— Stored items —

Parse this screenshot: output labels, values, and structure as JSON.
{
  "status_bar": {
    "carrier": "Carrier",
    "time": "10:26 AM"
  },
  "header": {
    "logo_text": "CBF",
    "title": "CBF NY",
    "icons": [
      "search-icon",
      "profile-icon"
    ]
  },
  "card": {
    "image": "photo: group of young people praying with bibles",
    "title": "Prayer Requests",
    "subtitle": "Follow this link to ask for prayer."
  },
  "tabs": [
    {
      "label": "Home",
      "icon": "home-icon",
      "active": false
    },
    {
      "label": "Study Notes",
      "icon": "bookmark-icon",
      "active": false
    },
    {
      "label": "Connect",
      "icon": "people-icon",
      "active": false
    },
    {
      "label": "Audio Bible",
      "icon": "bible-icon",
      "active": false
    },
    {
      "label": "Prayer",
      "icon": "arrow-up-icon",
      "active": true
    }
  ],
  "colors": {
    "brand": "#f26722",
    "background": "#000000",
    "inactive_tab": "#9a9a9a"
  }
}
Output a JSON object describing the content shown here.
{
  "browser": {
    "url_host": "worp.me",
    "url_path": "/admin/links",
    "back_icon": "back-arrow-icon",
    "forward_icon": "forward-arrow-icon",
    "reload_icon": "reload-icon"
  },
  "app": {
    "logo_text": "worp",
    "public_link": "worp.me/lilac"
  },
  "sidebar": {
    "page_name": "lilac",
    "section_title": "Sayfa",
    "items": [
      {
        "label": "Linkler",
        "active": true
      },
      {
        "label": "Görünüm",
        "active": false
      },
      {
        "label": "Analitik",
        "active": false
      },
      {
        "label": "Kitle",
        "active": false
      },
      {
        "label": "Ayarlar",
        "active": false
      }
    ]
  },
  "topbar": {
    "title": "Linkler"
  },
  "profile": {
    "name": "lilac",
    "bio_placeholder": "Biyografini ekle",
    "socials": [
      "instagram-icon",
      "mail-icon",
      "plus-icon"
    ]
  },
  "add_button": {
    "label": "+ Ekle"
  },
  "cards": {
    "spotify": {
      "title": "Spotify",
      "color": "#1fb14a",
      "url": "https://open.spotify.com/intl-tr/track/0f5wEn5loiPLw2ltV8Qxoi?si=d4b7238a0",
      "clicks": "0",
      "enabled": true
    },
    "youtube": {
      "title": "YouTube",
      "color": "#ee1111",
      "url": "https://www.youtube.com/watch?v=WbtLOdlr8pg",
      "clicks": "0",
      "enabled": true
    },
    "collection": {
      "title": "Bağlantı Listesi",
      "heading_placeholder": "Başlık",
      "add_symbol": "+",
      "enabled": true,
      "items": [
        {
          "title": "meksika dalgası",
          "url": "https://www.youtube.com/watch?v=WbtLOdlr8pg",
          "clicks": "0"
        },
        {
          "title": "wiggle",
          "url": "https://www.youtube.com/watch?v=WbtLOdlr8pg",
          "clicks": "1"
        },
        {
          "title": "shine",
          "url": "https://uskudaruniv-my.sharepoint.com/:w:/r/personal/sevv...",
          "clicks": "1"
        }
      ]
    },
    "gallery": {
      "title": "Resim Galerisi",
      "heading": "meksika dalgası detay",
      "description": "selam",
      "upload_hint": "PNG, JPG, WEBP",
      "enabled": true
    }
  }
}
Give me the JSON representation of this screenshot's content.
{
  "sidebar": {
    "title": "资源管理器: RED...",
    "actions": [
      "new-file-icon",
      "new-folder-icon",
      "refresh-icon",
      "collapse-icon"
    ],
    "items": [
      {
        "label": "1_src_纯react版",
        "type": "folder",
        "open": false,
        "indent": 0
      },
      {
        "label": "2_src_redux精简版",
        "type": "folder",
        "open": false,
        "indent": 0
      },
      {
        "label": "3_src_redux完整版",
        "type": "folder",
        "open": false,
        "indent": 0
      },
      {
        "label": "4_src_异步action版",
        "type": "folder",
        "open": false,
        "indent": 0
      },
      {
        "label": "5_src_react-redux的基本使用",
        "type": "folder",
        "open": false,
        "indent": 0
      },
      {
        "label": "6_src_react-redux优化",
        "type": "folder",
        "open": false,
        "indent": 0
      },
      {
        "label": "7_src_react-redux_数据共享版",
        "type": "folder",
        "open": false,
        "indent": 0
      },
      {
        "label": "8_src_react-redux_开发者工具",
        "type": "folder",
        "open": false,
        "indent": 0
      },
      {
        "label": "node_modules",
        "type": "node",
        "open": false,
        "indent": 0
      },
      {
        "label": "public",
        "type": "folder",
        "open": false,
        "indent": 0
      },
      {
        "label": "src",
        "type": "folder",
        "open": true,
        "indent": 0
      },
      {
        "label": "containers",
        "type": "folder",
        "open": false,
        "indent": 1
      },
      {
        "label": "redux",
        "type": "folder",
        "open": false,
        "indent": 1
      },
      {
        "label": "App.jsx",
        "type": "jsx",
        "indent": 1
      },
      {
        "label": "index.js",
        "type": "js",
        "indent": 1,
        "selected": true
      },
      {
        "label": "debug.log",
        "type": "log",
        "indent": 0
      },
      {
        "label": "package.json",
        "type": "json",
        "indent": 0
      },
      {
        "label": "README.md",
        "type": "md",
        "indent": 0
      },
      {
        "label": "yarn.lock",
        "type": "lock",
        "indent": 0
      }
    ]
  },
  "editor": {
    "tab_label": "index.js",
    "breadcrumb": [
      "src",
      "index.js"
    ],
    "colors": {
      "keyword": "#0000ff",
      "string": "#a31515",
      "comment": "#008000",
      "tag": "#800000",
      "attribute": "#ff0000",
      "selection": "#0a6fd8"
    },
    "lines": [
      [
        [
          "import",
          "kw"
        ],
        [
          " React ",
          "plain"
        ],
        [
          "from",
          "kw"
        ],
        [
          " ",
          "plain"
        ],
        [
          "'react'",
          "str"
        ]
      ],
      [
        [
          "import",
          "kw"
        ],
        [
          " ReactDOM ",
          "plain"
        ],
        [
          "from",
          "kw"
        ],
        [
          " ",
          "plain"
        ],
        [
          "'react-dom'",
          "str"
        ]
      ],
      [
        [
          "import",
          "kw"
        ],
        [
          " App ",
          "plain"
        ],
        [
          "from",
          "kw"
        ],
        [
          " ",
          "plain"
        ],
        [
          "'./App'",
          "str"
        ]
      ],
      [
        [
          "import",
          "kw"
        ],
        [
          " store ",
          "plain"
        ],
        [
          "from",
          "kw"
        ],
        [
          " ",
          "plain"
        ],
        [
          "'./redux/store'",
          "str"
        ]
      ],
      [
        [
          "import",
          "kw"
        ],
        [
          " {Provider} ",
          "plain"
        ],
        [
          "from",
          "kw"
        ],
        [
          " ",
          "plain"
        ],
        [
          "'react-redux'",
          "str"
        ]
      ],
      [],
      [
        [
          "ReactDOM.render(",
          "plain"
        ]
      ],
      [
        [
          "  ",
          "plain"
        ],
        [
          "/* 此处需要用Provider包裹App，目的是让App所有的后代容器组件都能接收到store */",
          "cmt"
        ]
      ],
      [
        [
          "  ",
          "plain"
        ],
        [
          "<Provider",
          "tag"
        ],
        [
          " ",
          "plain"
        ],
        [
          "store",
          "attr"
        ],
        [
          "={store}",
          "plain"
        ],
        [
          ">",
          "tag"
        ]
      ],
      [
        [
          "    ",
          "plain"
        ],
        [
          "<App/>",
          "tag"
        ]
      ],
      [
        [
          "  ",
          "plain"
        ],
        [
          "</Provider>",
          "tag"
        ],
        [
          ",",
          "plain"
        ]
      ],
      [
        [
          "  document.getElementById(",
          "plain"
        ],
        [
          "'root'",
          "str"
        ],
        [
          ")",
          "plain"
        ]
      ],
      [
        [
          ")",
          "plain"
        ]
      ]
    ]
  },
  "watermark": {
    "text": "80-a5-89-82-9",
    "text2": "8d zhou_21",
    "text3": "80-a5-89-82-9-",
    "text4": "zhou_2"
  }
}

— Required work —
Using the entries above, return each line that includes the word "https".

— Finished task —
      "url": "https://open.spotify.com/intl-tr/track/0f5wEn5loiPLw2ltV8Qxoi?si=d4b7238a0",
      "url": "https://www.youtube.com/watch?v=WbtLOdlr8pg",
          "url": "https://www.youtube.com/watch?v=WbtLOdlr8pg",
          "url": "https://www.youtube.com/watch?v=WbtLOdlr8pg",
          "url": "https://uskudaruniv-my.sharepoint.com/:w:/r/personal/sevv...",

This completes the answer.